After it is all over and it is safe, there is plenty of time for pictures and to relay the information to Environment Canada so that the event actually gets included into the severe weather database and is not one of the 90%. A new approach this year is the following email address which goes directly to the Ontario Storm Prediction Centre – “firstname.lastname@example.org”. Your observations will be noted and someone will get back to you as soon as possible. Mention “Thousand Islands Life” and this article so they will know how you discovered this brand new email address (email@example.com)
Have a safe, convective summer!

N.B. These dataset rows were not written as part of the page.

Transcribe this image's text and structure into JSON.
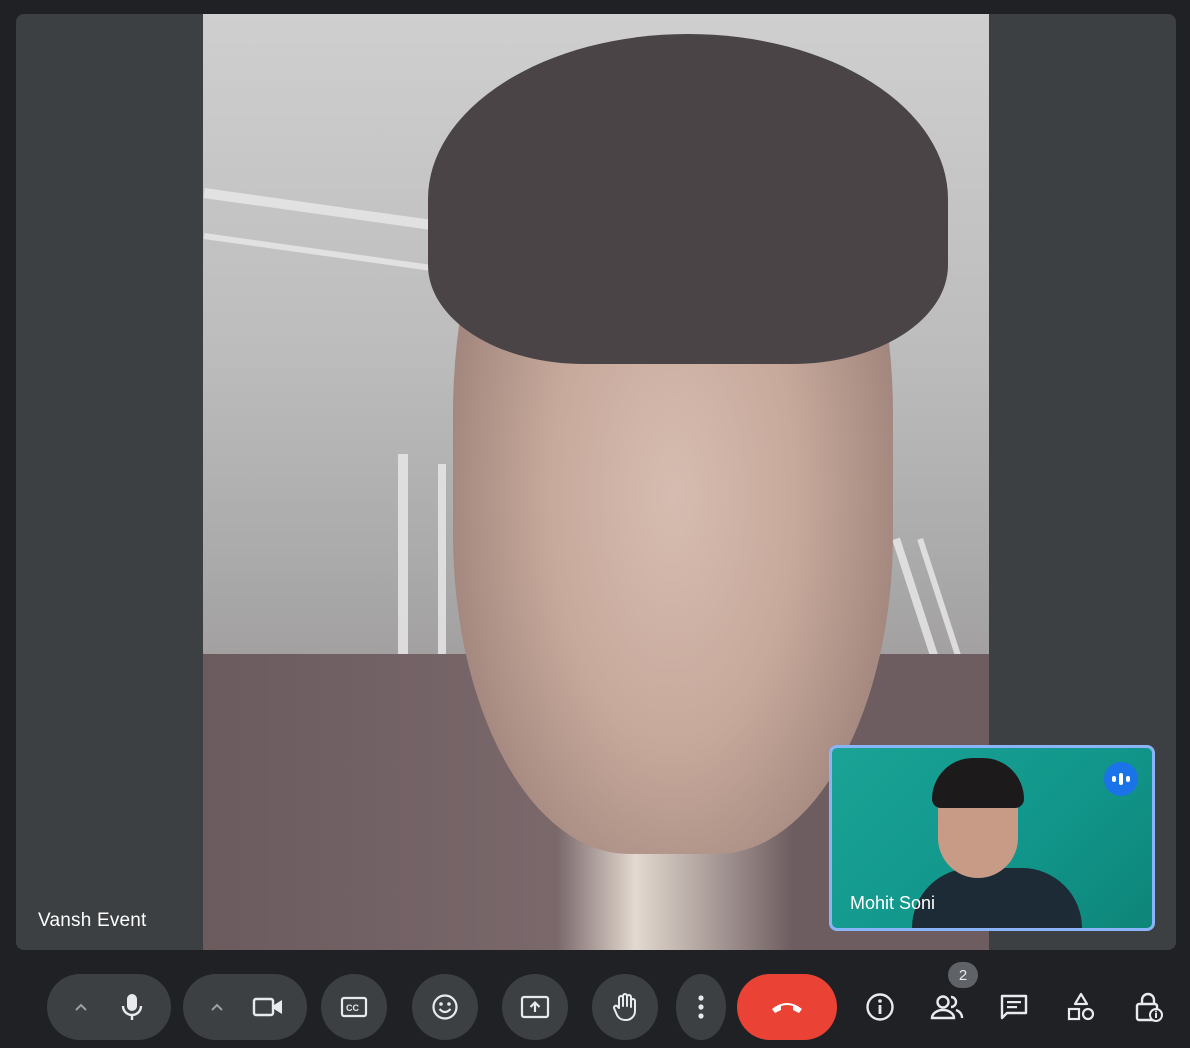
{
  "main_participant": {
    "name": "Vansh Event"
  },
  "self_view": {
    "name": "Mohit Soni",
    "speaking_icon": "audio-level-icon"
  },
  "toolbar": {
    "participant_count": "2",
    "accent_end_call": "#ea4335",
    "accent_selected_border": "#8ab4f8",
    "icons": [
      "chevron-up-icon",
      "microphone-icon",
      "chevron-up-icon",
      "camera-icon",
      "captions-icon",
      "emoji-icon",
      "present-screen-icon",
      "raise-hand-icon",
      "more-options-icon",
      "end-call-icon",
      "info-icon",
      "people-icon",
      "chat-icon",
      "activities-icon",
      "host-controls-icon"
    ]
  }
}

by Phil the Forecaster
Phil the forecaster, is a well known as a meteorologist working for Environment Canada and specializing in severe weather forecasting. This is Phil's the second article about the weather. Snow Squalls and Other Joys appeared in February '09. In April we featured Phil's artwork in Artist, Phil Chadwick. Phil's credential's are impressive.
Phil's artworks are depictions of personal experiences. They hang in many private and corporate collections. (One of these is Gallery Streetsville in Mississauga, Ontario). Several magazines and calendars have used his work. Phil is also an occasional writer for Harrowsmith and other nature oriented magazines. Weather stories and art, both from a impressionistic but realistic perspective, get into print as often as possible! He has just completed a book: The Weather of Ontario, which is scheduled for print in 2009.
He works out of an office in Boulder, Colorado, and or in the Toronto office of the Meteorological Service of Canada (MSC) and Environment Canada, However if you are lucky, you will find him in the Thousand Islands or on a river, lake or stream throughout the summer with his canoe and his paints.